WHAT IS NEEDED => For the entries that follow, give the number of lines holding the string "için" and nothing more.

RECORDS SUPPLIED =>
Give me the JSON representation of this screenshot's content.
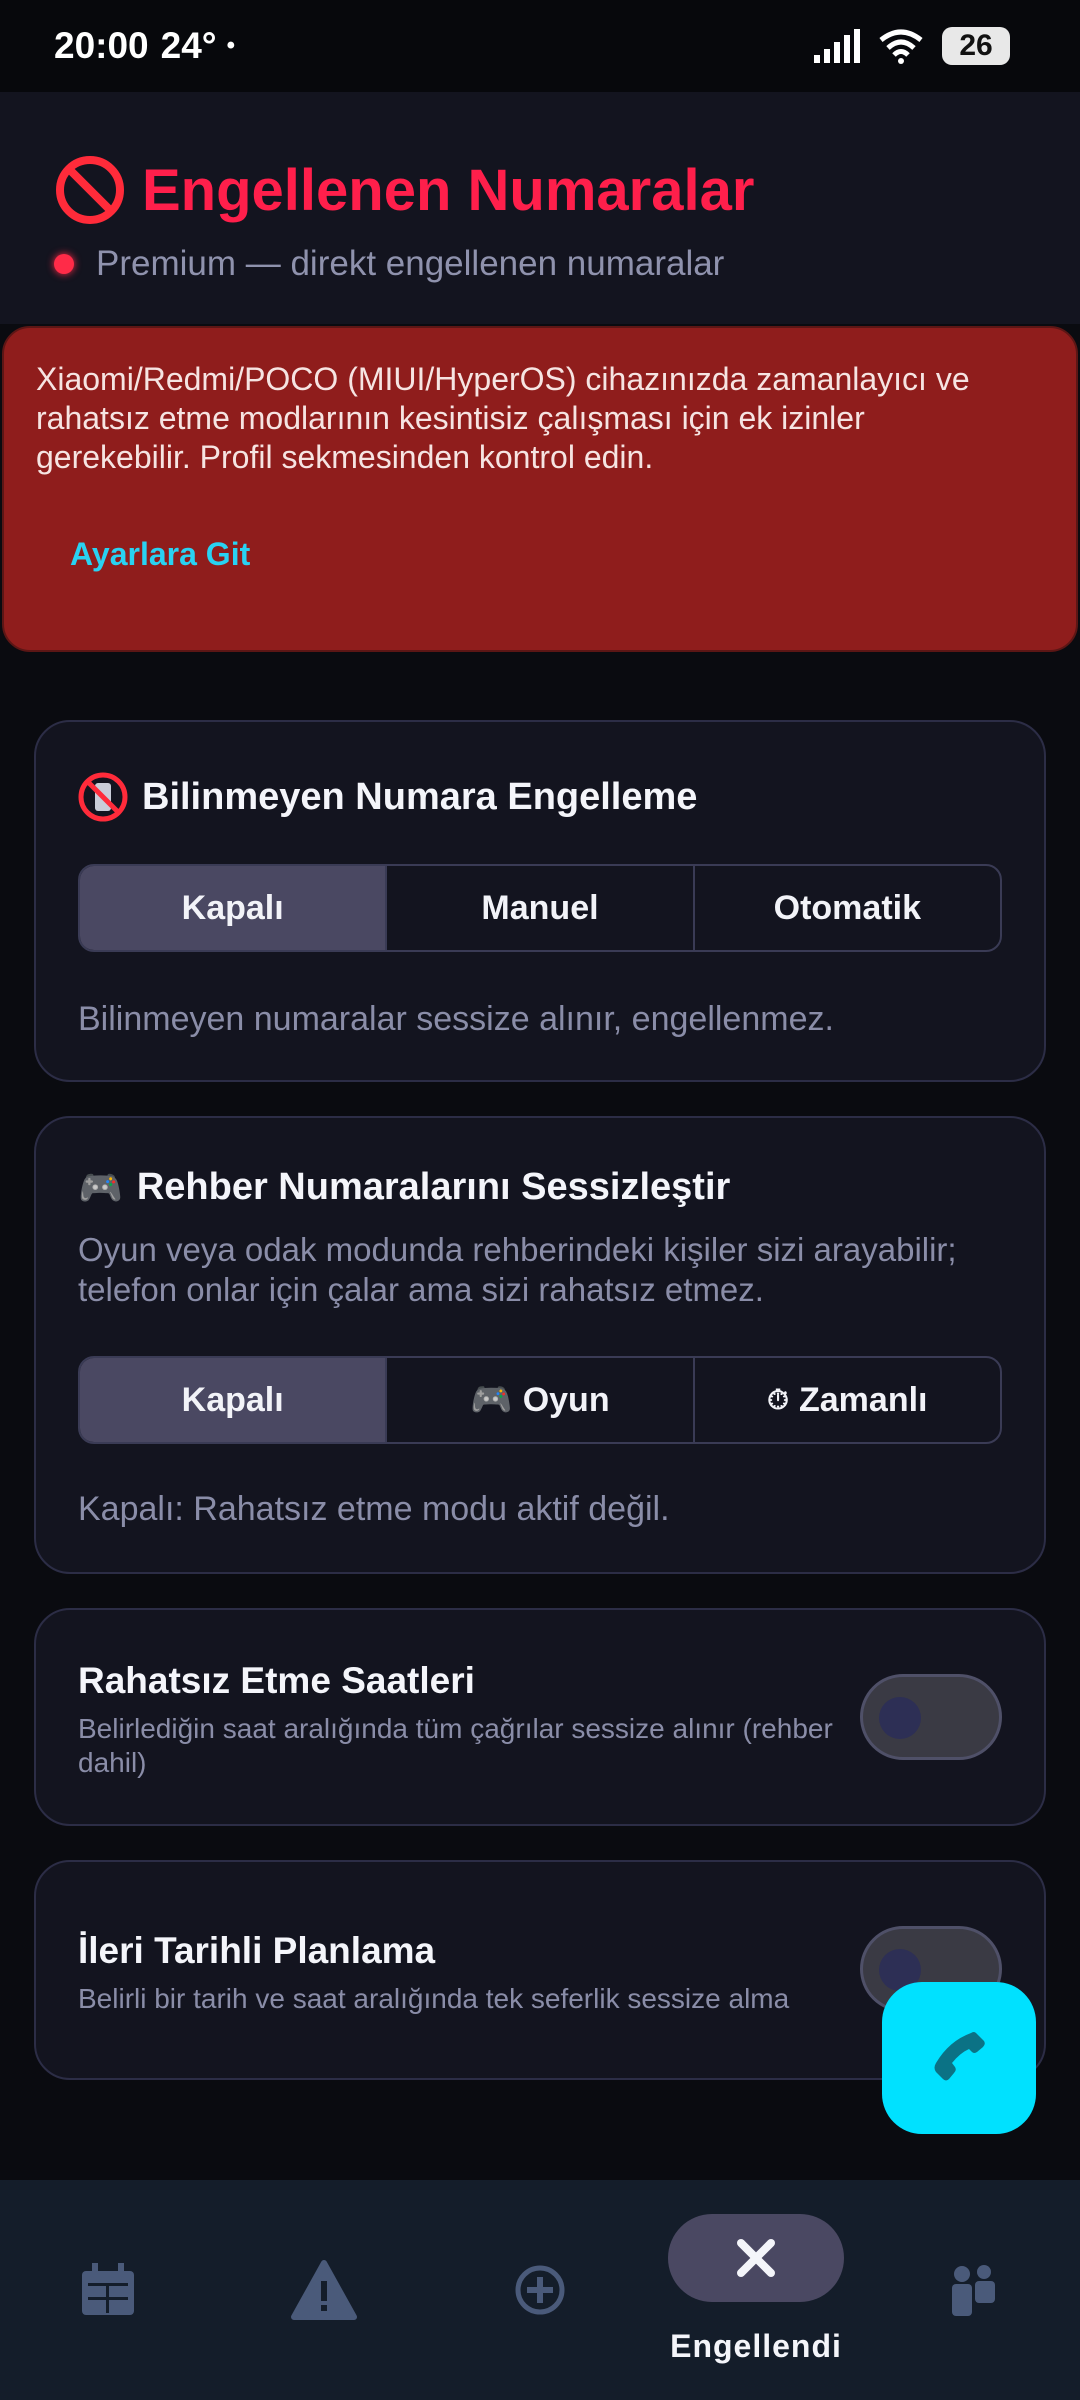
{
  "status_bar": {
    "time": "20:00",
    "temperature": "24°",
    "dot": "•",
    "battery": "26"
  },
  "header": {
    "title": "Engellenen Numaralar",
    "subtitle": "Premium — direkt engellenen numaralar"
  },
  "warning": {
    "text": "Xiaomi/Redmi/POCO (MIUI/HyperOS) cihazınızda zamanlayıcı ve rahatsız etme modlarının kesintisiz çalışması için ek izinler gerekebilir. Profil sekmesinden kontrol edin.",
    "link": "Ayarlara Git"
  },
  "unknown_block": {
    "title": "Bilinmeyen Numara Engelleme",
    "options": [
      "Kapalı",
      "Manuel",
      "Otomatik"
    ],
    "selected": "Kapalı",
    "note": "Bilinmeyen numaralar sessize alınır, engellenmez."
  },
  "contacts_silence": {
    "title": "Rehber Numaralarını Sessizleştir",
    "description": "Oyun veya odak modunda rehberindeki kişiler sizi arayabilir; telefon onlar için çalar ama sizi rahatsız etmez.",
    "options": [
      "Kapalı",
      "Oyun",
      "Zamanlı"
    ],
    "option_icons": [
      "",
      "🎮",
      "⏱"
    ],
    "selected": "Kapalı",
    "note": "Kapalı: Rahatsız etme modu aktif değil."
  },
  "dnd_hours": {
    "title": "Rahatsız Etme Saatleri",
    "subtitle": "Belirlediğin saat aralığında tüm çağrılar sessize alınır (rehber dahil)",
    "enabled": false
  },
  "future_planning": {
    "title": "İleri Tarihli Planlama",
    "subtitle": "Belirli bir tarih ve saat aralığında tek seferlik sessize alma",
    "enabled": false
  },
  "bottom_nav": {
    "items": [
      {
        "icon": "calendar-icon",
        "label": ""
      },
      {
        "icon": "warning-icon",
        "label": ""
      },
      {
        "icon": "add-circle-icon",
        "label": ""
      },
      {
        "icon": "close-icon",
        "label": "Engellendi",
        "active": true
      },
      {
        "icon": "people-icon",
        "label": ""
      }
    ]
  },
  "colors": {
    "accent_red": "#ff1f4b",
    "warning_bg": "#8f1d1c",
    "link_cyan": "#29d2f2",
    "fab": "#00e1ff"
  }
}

RESPONSE TO THE TASK => 2